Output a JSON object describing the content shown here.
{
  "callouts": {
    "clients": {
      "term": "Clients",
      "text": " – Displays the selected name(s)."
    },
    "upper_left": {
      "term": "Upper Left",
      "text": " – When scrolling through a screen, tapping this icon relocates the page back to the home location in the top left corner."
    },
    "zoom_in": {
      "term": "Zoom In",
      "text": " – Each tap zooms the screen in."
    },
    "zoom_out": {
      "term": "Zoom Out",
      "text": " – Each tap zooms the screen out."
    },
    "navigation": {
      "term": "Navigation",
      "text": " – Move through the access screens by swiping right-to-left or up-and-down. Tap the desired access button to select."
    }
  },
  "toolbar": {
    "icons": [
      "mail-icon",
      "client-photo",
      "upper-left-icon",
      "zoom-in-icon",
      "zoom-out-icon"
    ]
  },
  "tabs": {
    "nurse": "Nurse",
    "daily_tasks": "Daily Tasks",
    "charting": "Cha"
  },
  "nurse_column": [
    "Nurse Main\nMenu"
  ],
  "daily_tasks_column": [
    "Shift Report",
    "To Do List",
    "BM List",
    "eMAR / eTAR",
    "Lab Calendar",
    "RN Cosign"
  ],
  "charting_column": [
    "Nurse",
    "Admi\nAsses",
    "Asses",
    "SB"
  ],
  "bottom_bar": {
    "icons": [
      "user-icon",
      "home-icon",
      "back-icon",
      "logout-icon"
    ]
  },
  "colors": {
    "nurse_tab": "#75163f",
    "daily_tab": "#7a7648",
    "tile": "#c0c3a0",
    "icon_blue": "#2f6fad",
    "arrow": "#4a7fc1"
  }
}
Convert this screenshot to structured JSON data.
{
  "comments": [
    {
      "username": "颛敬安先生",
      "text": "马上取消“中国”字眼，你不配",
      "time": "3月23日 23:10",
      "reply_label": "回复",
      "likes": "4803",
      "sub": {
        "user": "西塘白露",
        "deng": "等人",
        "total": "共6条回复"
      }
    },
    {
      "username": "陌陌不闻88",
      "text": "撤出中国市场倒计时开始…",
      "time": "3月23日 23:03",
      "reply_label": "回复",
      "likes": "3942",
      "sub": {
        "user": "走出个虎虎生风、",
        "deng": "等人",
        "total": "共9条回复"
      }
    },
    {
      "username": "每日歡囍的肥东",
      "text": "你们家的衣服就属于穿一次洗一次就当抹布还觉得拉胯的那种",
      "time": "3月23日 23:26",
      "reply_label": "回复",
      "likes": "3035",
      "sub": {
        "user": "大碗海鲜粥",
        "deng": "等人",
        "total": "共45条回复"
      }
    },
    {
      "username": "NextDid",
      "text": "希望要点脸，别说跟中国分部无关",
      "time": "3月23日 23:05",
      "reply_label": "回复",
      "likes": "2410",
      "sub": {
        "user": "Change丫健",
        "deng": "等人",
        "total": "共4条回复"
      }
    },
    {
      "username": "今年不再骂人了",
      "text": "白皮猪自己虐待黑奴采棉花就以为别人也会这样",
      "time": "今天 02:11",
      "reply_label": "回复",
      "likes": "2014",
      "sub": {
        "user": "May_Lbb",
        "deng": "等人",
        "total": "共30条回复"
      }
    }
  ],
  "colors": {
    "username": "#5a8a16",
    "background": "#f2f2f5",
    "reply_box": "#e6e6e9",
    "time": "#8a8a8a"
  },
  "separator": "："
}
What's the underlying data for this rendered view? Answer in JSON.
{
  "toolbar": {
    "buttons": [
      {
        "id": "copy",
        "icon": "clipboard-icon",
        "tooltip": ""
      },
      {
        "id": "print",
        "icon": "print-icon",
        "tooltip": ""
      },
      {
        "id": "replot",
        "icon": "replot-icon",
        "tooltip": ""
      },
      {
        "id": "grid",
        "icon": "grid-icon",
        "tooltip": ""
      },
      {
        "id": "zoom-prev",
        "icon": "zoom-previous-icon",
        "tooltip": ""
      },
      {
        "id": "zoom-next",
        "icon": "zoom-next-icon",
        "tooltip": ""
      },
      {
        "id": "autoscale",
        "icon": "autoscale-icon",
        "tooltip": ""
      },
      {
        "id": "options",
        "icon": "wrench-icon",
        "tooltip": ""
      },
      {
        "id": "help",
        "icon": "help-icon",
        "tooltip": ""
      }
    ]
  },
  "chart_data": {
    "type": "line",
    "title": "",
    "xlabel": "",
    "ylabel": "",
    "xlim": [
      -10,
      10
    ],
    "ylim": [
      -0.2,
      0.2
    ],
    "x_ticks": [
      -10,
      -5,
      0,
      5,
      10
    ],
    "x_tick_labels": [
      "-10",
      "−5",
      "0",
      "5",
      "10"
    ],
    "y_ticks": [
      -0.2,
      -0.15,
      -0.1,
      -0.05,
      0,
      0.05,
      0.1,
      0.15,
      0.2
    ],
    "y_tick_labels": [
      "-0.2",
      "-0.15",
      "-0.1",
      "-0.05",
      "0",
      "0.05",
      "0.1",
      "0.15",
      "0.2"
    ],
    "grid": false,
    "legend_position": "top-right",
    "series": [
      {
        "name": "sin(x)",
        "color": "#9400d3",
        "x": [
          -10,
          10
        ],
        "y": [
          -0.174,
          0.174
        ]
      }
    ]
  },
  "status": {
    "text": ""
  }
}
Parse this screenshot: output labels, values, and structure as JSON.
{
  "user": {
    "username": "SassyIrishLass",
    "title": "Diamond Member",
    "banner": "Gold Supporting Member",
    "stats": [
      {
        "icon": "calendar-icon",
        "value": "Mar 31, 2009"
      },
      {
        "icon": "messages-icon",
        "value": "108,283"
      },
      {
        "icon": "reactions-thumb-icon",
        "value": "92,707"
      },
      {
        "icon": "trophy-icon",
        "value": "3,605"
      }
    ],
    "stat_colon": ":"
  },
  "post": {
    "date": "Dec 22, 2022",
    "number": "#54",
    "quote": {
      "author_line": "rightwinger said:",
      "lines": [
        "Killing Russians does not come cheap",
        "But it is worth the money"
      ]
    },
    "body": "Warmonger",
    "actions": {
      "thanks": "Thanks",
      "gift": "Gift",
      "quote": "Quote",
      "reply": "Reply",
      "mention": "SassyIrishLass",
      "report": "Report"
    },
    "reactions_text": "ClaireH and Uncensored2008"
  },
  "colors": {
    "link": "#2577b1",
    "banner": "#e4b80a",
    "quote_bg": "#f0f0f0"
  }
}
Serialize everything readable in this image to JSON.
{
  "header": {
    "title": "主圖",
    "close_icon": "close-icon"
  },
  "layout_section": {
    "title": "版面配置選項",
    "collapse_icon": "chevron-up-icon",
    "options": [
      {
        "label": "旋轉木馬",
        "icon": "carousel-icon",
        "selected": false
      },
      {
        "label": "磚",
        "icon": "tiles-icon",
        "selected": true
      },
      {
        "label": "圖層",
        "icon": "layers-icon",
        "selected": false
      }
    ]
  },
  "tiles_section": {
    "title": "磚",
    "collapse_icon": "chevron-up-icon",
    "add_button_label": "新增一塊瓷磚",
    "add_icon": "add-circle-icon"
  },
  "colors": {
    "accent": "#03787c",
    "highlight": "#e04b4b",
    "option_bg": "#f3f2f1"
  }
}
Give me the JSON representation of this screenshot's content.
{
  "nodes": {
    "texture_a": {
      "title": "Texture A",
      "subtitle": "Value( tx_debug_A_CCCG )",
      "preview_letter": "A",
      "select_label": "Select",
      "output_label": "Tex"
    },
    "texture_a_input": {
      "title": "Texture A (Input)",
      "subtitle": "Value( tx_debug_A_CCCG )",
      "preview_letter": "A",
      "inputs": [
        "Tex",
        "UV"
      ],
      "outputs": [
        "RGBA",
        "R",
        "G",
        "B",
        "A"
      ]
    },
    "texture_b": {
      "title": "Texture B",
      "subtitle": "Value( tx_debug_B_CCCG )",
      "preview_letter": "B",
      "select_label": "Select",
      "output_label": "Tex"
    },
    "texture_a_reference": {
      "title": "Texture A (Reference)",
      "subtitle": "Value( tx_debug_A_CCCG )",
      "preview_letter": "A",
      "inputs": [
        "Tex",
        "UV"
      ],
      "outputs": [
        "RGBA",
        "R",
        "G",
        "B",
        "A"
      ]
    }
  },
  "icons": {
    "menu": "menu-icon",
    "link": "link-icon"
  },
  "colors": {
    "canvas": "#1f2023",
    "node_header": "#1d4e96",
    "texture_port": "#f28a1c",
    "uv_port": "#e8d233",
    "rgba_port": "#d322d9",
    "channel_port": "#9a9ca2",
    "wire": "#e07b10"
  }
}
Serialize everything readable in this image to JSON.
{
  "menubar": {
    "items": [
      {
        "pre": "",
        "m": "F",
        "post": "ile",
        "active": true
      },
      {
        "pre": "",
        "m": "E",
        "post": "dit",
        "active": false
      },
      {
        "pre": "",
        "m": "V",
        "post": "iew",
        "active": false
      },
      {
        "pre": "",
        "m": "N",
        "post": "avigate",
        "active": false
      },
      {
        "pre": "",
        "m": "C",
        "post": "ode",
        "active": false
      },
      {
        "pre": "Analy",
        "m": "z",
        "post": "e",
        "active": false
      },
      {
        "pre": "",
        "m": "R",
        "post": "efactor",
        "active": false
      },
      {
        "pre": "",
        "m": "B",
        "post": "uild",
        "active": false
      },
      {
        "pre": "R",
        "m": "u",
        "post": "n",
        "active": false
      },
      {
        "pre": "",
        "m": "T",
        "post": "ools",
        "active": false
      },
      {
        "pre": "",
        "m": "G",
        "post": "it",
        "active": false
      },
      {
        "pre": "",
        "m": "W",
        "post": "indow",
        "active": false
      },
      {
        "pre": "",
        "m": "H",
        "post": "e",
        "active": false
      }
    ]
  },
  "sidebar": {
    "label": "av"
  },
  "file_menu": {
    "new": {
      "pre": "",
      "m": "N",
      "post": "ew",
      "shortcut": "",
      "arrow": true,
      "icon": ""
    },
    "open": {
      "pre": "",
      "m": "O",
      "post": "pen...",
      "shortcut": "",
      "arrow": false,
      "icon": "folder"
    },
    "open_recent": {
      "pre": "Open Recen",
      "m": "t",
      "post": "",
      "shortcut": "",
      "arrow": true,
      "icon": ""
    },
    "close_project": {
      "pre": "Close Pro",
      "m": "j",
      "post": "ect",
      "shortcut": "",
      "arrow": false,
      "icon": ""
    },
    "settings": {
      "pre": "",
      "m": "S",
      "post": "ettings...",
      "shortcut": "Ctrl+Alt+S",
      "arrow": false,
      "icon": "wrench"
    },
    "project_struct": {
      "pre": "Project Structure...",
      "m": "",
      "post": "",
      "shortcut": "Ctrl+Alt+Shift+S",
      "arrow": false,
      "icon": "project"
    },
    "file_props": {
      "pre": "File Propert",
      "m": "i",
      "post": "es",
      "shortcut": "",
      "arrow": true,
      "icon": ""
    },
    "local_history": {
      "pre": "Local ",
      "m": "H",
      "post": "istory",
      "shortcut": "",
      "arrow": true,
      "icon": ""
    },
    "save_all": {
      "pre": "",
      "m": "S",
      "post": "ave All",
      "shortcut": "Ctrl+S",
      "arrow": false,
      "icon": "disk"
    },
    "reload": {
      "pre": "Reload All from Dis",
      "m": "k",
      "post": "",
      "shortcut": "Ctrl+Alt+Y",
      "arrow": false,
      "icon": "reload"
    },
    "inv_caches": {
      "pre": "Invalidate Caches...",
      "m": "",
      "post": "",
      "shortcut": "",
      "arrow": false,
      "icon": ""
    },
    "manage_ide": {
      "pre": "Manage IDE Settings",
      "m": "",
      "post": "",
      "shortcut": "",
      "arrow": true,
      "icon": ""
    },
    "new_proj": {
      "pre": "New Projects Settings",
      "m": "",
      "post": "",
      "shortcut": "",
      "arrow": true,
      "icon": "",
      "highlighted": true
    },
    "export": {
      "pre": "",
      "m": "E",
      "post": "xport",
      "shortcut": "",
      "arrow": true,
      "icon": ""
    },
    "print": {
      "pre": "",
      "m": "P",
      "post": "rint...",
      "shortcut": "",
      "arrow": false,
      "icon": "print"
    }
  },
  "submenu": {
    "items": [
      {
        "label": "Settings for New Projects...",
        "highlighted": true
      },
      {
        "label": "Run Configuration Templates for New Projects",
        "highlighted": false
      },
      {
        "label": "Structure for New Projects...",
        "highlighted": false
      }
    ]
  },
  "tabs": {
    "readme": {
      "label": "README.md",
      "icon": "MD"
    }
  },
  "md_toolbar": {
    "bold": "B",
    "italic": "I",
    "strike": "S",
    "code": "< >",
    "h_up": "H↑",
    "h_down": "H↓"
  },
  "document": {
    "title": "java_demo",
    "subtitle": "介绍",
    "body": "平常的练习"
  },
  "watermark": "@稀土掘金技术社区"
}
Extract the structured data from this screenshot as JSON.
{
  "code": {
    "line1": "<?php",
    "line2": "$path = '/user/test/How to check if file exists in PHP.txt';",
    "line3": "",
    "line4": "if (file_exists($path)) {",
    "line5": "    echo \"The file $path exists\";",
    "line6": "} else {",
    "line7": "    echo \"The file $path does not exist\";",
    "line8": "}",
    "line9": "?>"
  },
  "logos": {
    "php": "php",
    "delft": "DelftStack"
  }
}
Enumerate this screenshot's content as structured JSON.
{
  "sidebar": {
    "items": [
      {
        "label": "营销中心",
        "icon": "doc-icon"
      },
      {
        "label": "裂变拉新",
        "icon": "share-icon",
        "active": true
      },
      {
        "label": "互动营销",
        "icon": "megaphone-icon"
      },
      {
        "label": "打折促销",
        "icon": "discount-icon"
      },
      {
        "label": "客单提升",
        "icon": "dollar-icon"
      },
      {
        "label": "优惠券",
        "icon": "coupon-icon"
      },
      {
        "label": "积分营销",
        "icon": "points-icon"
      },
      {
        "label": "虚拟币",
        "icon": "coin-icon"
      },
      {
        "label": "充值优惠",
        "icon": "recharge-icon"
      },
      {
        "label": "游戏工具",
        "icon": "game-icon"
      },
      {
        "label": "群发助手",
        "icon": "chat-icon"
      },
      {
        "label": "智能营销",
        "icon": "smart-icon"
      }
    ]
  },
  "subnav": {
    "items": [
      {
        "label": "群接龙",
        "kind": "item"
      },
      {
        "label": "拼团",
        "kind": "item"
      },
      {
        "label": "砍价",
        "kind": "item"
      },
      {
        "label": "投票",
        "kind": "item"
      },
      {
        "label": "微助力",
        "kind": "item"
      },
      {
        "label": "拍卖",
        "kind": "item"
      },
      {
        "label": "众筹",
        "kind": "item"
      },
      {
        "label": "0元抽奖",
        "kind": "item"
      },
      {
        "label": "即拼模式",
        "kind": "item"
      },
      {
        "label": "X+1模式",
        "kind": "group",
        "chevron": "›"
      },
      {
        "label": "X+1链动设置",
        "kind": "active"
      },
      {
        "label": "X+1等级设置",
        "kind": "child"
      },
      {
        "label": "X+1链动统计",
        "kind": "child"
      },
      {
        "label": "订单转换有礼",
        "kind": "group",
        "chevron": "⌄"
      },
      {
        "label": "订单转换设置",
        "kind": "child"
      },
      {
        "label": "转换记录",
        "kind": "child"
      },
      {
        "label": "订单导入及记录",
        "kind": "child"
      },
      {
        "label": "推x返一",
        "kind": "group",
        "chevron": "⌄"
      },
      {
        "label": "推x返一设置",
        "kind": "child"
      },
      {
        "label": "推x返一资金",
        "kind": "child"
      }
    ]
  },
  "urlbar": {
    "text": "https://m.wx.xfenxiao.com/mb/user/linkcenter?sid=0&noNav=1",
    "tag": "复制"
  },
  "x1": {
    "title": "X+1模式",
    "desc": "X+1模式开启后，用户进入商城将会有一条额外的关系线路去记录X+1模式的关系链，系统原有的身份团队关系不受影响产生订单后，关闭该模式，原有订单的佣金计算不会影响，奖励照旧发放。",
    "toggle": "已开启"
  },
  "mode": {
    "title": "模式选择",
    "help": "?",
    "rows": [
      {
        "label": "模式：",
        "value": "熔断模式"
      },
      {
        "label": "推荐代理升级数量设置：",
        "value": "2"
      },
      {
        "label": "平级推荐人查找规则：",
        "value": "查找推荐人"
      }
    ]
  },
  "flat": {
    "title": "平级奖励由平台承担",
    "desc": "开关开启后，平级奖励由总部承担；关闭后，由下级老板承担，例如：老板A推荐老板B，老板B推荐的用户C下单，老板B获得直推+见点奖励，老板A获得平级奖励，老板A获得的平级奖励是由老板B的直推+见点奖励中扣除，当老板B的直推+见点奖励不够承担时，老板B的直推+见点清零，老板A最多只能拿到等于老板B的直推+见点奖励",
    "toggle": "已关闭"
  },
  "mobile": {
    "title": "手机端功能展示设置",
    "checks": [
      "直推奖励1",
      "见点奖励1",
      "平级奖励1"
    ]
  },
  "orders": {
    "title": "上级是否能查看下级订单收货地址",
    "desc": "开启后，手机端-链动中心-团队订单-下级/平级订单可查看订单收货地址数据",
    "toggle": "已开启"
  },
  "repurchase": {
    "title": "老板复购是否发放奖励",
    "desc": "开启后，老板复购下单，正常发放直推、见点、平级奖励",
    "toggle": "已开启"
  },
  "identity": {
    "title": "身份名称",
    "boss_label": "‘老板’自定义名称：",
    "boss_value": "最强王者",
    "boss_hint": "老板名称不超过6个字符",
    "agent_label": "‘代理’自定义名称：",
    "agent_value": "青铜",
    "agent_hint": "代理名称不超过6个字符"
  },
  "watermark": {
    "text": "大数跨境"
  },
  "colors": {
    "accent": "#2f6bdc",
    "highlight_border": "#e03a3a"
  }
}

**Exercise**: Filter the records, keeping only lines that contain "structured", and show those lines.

**Finished task**:
Convert this screenshot to structured JSON data.
Extract the structured data from this screenshot as JSON.
Enumerate this screenshot's content as structured JSON.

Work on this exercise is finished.